Commitment values values. One of my values is ‘excellence’. If I skip training sessions, binge-eat and spend all my day watching Netflix, that wouldn’t align with this value. I may not be motivated to workout, sit at my desk completing business tasks or read a book that day, but my commitment to excellence is a great stabiliser when I start to drift too deep into my emotions and lose my way. Hopefully you, too can define some values to correct your course when your motivation starts to wane.
Finally, to wrap up the motivation myth tip, I want to leave you with a simple statement you can make anytime you feel yourself pulling away from your commitment(s):
Don’t ask yourself, ‘shall I do this?’; tell yourself, ‘I AM doing this.’
Your commitment is a statement of fact; don’t question it.
 Choose ONE Thing
Maybe you don’t have anything to work towards. Perhaps you’ve lost your job or maybe your big dream hasn’t been postponed – it’s been cancelled indefinitely! In this case, I’d still suggest you find your why. Your why may be your children, your spouse, your side hustle or… you! (You are enough!) Whatever the case, do one thing each day to ensure you are making the most of the life you have for yourself or others.

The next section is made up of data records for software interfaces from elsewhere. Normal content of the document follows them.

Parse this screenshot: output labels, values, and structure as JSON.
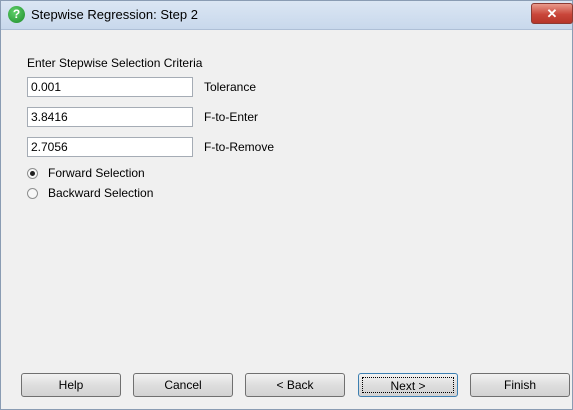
{
  "window": {
    "title": "Stepwise Regression: Step 2",
    "close_glyph": "✕"
  },
  "criteria": {
    "heading": "Enter Stepwise Selection Criteria",
    "fields": [
      {
        "value": "0.001",
        "label": "Tolerance"
      },
      {
        "value": "3.8416",
        "label": "F-to-Enter"
      },
      {
        "value": "2.7056",
        "label": "F-to-Remove"
      }
    ]
  },
  "selection": {
    "options": [
      {
        "label": "Forward Selection",
        "checked": true
      },
      {
        "label": "Backward Selection",
        "checked": false
      }
    ]
  },
  "buttons": {
    "help": "Help",
    "cancel": "Cancel",
    "back": "< Back",
    "next": "Next >",
    "finish": "Finish"
  },
  "icons": {
    "title_icon": "help-question-icon",
    "close_icon": "close-icon"
  }
}
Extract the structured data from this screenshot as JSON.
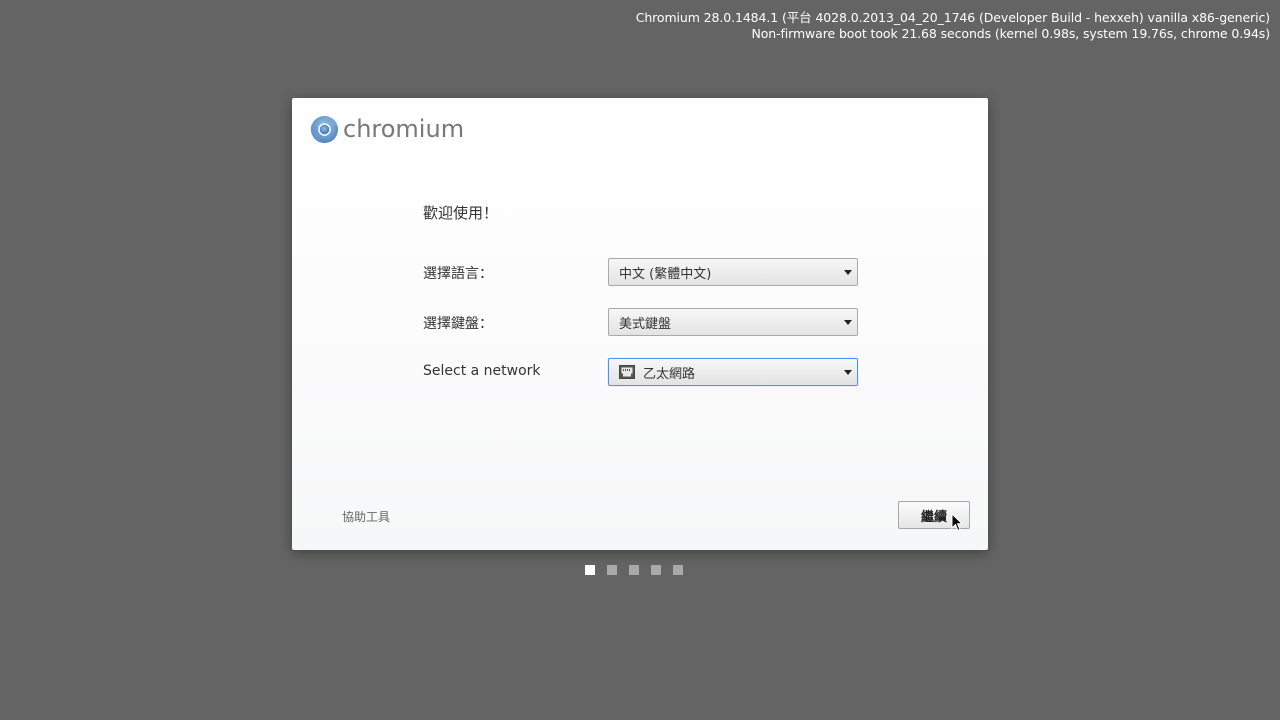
{
  "system_info": {
    "version_line": "Chromium 28.0.1484.1 (平台 4028.0.2013_04_20_1746 (Developer Build - hexxeh) vanilla x86-generic)",
    "boot_line": "Non-firmware boot took 21.68 seconds (kernel 0.98s, system 19.76s, chrome 0.94s)"
  },
  "dialog": {
    "logo_text": "chromium",
    "welcome_title": "歡迎使用！",
    "fields": {
      "language": {
        "label": "選擇語言：",
        "value": "中文 (繁體中文)"
      },
      "keyboard": {
        "label": "選擇鍵盤：",
        "value": "美式鍵盤"
      },
      "network": {
        "label": "Select a network",
        "value": "乙太網路",
        "icon": "ethernet-icon"
      }
    },
    "accessibility_label": "協助工具",
    "continue_label": "繼續"
  },
  "steps": {
    "total": 5,
    "current": 1
  },
  "colors": {
    "background": "#636463",
    "dialog": "#ffffff",
    "focus_border": "#4d90fe",
    "active_step": "#ffffff",
    "inactive_step": "#a9a9a9"
  }
}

Ask yourself, what one thing can I do today to feel like my day has been a success/ to feel satisfied with my day / to make the most of my life?
Find your one thing each day. Sometimes, that’s all we can do to ensure we can smile and feel accomplished at the end of each day.
Your one thing can be a 15-minute walk around the block, making yourself a healthy meal, calling a friend, reading a book or getting to bed before midnight. It can be as small or as large as you like. It may take 5 minutes or all day. Whatever it is, at the end of the day, I hope it leaves you with a smile on your face and excited for the next day ahead.
 Set a Schedule
A few weeks ago, I created a schedule to help me adjust to a new rhythm of life during this COVID-19 Lockdown season. So much had changed, but I knew that my values remained the same.
Excellence, optimism, love. These are just three of my values. But I knew that if I chose to only focus on my ONE THING – training for the long jump – each day, that would not be a healthy way to live.
We are holistic humans – mind, body, spirit, soul.
So, we need to act like it. I’m often protecting my body – watching what I eat, when and for how long I sleep and how I exercise. But that’s about it.
What about my mind, spirit and soul?
Well, I’d easily neglect those without scheduling time to grow and flourish in each of these areas. So, with a God-spark of inspiration, another acronym-based worksheet was created!
And now I am back on track, nurturing all of me, not just one or two parts.
For example, the first letter C is to ‘Create’.
Creation draws from my spirit and soul; when I use my creativity, I feel strengthened from the inside-out because I am expressing what’s locked within me and releasing it!Tweet
Creativity is colourful. It’s fun. It’s a beautiful and unique expression of the creator. So, that’s why to ‘create’ is a key part of the CLIMBERS framework to ensure each day or week is as life-giving, holistic and fulfilling as possible.
If you liked that thought, check out the six other letters to help you remain (or become) centred and holistically healthy during your lock-down.
I hope you enjoy the journal.
Stay healthy & happy,